Work request:
Which of the lines in the data below contain the string "example"? Copy each of them.

(Records to use begins)

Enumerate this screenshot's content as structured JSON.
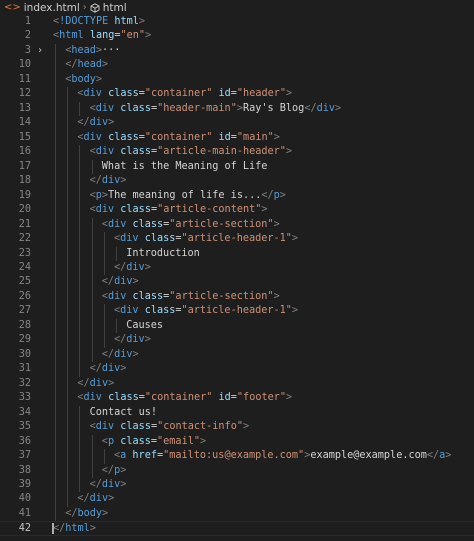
{
  "breadcrumb": {
    "file": "index.html",
    "node": "html",
    "file_icon": "code-file-icon",
    "node_icon": "cube-icon",
    "chevron": "›"
  },
  "editor": {
    "current_line": 42,
    "lines": [
      {
        "n": "1",
        "indent": 0,
        "tokens": [
          [
            "p",
            "<"
          ],
          [
            "d",
            "!DOCTYPE"
          ],
          [
            "x",
            " "
          ],
          [
            "a",
            "html"
          ],
          [
            "p",
            ">"
          ]
        ]
      },
      {
        "n": "2",
        "indent": 0,
        "tokens": [
          [
            "p",
            "<"
          ],
          [
            "t",
            "html"
          ],
          [
            "x",
            " "
          ],
          [
            "a",
            "lang"
          ],
          [
            "x",
            "="
          ],
          [
            "s",
            "\"en\""
          ],
          [
            "p",
            ">"
          ]
        ]
      },
      {
        "n": "3",
        "indent": 1,
        "fold": true,
        "tokens": [
          [
            "p",
            "<"
          ],
          [
            "t",
            "head"
          ],
          [
            "p",
            ">"
          ],
          [
            "x",
            "···"
          ]
        ]
      },
      {
        "n": "10",
        "indent": 1,
        "tokens": [
          [
            "p",
            "</"
          ],
          [
            "t",
            "head"
          ],
          [
            "p",
            ">"
          ]
        ]
      },
      {
        "n": "11",
        "indent": 1,
        "tokens": [
          [
            "p",
            "<"
          ],
          [
            "t",
            "body"
          ],
          [
            "p",
            ">"
          ]
        ]
      },
      {
        "n": "12",
        "indent": 2,
        "tokens": [
          [
            "p",
            "<"
          ],
          [
            "t",
            "div"
          ],
          [
            "x",
            " "
          ],
          [
            "a",
            "class"
          ],
          [
            "x",
            "="
          ],
          [
            "s",
            "\"container\""
          ],
          [
            "x",
            " "
          ],
          [
            "a",
            "id"
          ],
          [
            "x",
            "="
          ],
          [
            "s",
            "\"header\""
          ],
          [
            "p",
            ">"
          ]
        ]
      },
      {
        "n": "13",
        "indent": 3,
        "tokens": [
          [
            "p",
            "<"
          ],
          [
            "t",
            "div"
          ],
          [
            "x",
            " "
          ],
          [
            "a",
            "class"
          ],
          [
            "x",
            "="
          ],
          [
            "s",
            "\"header-main\""
          ],
          [
            "p",
            ">"
          ],
          [
            "x",
            "Ray's Blog"
          ],
          [
            "p",
            "</"
          ],
          [
            "t",
            "div"
          ],
          [
            "p",
            ">"
          ]
        ]
      },
      {
        "n": "14",
        "indent": 2,
        "tokens": [
          [
            "p",
            "</"
          ],
          [
            "t",
            "div"
          ],
          [
            "p",
            ">"
          ]
        ]
      },
      {
        "n": "15",
        "indent": 2,
        "tokens": [
          [
            "p",
            "<"
          ],
          [
            "t",
            "div"
          ],
          [
            "x",
            " "
          ],
          [
            "a",
            "class"
          ],
          [
            "x",
            "="
          ],
          [
            "s",
            "\"container\""
          ],
          [
            "x",
            " "
          ],
          [
            "a",
            "id"
          ],
          [
            "x",
            "="
          ],
          [
            "s",
            "\"main\""
          ],
          [
            "p",
            ">"
          ]
        ]
      },
      {
        "n": "16",
        "indent": 3,
        "tokens": [
          [
            "p",
            "<"
          ],
          [
            "t",
            "div"
          ],
          [
            "x",
            " "
          ],
          [
            "a",
            "class"
          ],
          [
            "x",
            "="
          ],
          [
            "s",
            "\"article-main-header\""
          ],
          [
            "p",
            ">"
          ]
        ]
      },
      {
        "n": "17",
        "indent": 4,
        "tokens": [
          [
            "x",
            "What is the Meaning of Life"
          ]
        ]
      },
      {
        "n": "18",
        "indent": 3,
        "tokens": [
          [
            "p",
            "</"
          ],
          [
            "t",
            "div"
          ],
          [
            "p",
            ">"
          ]
        ]
      },
      {
        "n": "19",
        "indent": 3,
        "tokens": [
          [
            "p",
            "<"
          ],
          [
            "t",
            "p"
          ],
          [
            "p",
            ">"
          ],
          [
            "x",
            "The meaning of life is..."
          ],
          [
            "p",
            "</"
          ],
          [
            "t",
            "p"
          ],
          [
            "p",
            ">"
          ]
        ]
      },
      {
        "n": "20",
        "indent": 3,
        "tokens": [
          [
            "p",
            "<"
          ],
          [
            "t",
            "div"
          ],
          [
            "x",
            " "
          ],
          [
            "a",
            "class"
          ],
          [
            "x",
            "="
          ],
          [
            "s",
            "\"article-content\""
          ],
          [
            "p",
            ">"
          ]
        ]
      },
      {
        "n": "21",
        "indent": 4,
        "tokens": [
          [
            "p",
            "<"
          ],
          [
            "t",
            "div"
          ],
          [
            "x",
            " "
          ],
          [
            "a",
            "class"
          ],
          [
            "x",
            "="
          ],
          [
            "s",
            "\"article-section\""
          ],
          [
            "p",
            ">"
          ]
        ]
      },
      {
        "n": "22",
        "indent": 5,
        "tokens": [
          [
            "p",
            "<"
          ],
          [
            "t",
            "div"
          ],
          [
            "x",
            " "
          ],
          [
            "a",
            "class"
          ],
          [
            "x",
            "="
          ],
          [
            "s",
            "\"article-header-1\""
          ],
          [
            "p",
            ">"
          ]
        ]
      },
      {
        "n": "23",
        "indent": 6,
        "tokens": [
          [
            "x",
            "Introduction"
          ]
        ]
      },
      {
        "n": "24",
        "indent": 5,
        "tokens": [
          [
            "p",
            "</"
          ],
          [
            "t",
            "div"
          ],
          [
            "p",
            ">"
          ]
        ]
      },
      {
        "n": "25",
        "indent": 4,
        "tokens": [
          [
            "p",
            "</"
          ],
          [
            "t",
            "div"
          ],
          [
            "p",
            ">"
          ]
        ]
      },
      {
        "n": "26",
        "indent": 4,
        "tokens": [
          [
            "p",
            "<"
          ],
          [
            "t",
            "div"
          ],
          [
            "x",
            " "
          ],
          [
            "a",
            "class"
          ],
          [
            "x",
            "="
          ],
          [
            "s",
            "\"article-section\""
          ],
          [
            "p",
            ">"
          ]
        ]
      },
      {
        "n": "27",
        "indent": 5,
        "tokens": [
          [
            "p",
            "<"
          ],
          [
            "t",
            "div"
          ],
          [
            "x",
            " "
          ],
          [
            "a",
            "class"
          ],
          [
            "x",
            "="
          ],
          [
            "s",
            "\"article-header-1\""
          ],
          [
            "p",
            ">"
          ]
        ]
      },
      {
        "n": "28",
        "indent": 6,
        "tokens": [
          [
            "x",
            "Causes"
          ]
        ]
      },
      {
        "n": "29",
        "indent": 5,
        "tokens": [
          [
            "p",
            "</"
          ],
          [
            "t",
            "div"
          ],
          [
            "p",
            ">"
          ]
        ]
      },
      {
        "n": "30",
        "indent": 4,
        "tokens": [
          [
            "p",
            "</"
          ],
          [
            "t",
            "div"
          ],
          [
            "p",
            ">"
          ]
        ]
      },
      {
        "n": "31",
        "indent": 3,
        "tokens": [
          [
            "p",
            "</"
          ],
          [
            "t",
            "div"
          ],
          [
            "p",
            ">"
          ]
        ]
      },
      {
        "n": "32",
        "indent": 2,
        "tokens": [
          [
            "p",
            "</"
          ],
          [
            "t",
            "div"
          ],
          [
            "p",
            ">"
          ]
        ]
      },
      {
        "n": "33",
        "indent": 2,
        "tokens": [
          [
            "p",
            "<"
          ],
          [
            "t",
            "div"
          ],
          [
            "x",
            " "
          ],
          [
            "a",
            "class"
          ],
          [
            "x",
            "="
          ],
          [
            "s",
            "\"container\""
          ],
          [
            "x",
            " "
          ],
          [
            "a",
            "id"
          ],
          [
            "x",
            "="
          ],
          [
            "s",
            "\"footer\""
          ],
          [
            "p",
            ">"
          ]
        ]
      },
      {
        "n": "34",
        "indent": 3,
        "tokens": [
          [
            "x",
            "Contact us!"
          ]
        ]
      },
      {
        "n": "35",
        "indent": 3,
        "tokens": [
          [
            "p",
            "<"
          ],
          [
            "t",
            "div"
          ],
          [
            "x",
            " "
          ],
          [
            "a",
            "class"
          ],
          [
            "x",
            "="
          ],
          [
            "s",
            "\"contact-info\""
          ],
          [
            "p",
            ">"
          ]
        ]
      },
      {
        "n": "36",
        "indent": 4,
        "tokens": [
          [
            "p",
            "<"
          ],
          [
            "t",
            "p"
          ],
          [
            "x",
            " "
          ],
          [
            "a",
            "class"
          ],
          [
            "x",
            "="
          ],
          [
            "s",
            "\"email\""
          ],
          [
            "p",
            ">"
          ]
        ]
      },
      {
        "n": "37",
        "indent": 5,
        "tokens": [
          [
            "p",
            "<"
          ],
          [
            "t",
            "a"
          ],
          [
            "x",
            " "
          ],
          [
            "a",
            "href"
          ],
          [
            "x",
            "="
          ],
          [
            "s",
            "\"mailto:us@example.com\""
          ],
          [
            "p",
            ">"
          ],
          [
            "x",
            "example@example.com"
          ],
          [
            "p",
            "</"
          ],
          [
            "t",
            "a"
          ],
          [
            "p",
            ">"
          ]
        ]
      },
      {
        "n": "38",
        "indent": 4,
        "tokens": [
          [
            "p",
            "</"
          ],
          [
            "t",
            "p"
          ],
          [
            "p",
            ">"
          ]
        ]
      },
      {
        "n": "39",
        "indent": 3,
        "tokens": [
          [
            "p",
            "</"
          ],
          [
            "t",
            "div"
          ],
          [
            "p",
            ">"
          ]
        ]
      },
      {
        "n": "40",
        "indent": 2,
        "tokens": [
          [
            "p",
            "</"
          ],
          [
            "t",
            "div"
          ],
          [
            "p",
            ">"
          ]
        ]
      },
      {
        "n": "41",
        "indent": 1,
        "tokens": [
          [
            "p",
            "</"
          ],
          [
            "t",
            "body"
          ],
          [
            "p",
            ">"
          ]
        ]
      },
      {
        "n": "42",
        "indent": 0,
        "tokens": [
          [
            "p",
            "</"
          ],
          [
            "t",
            "html"
          ],
          [
            "p",
            ">"
          ]
        ]
      }
    ]
  }
}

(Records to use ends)

Response to this exercise:
            "\"mailto:us@example.com\""
            "example@example.com"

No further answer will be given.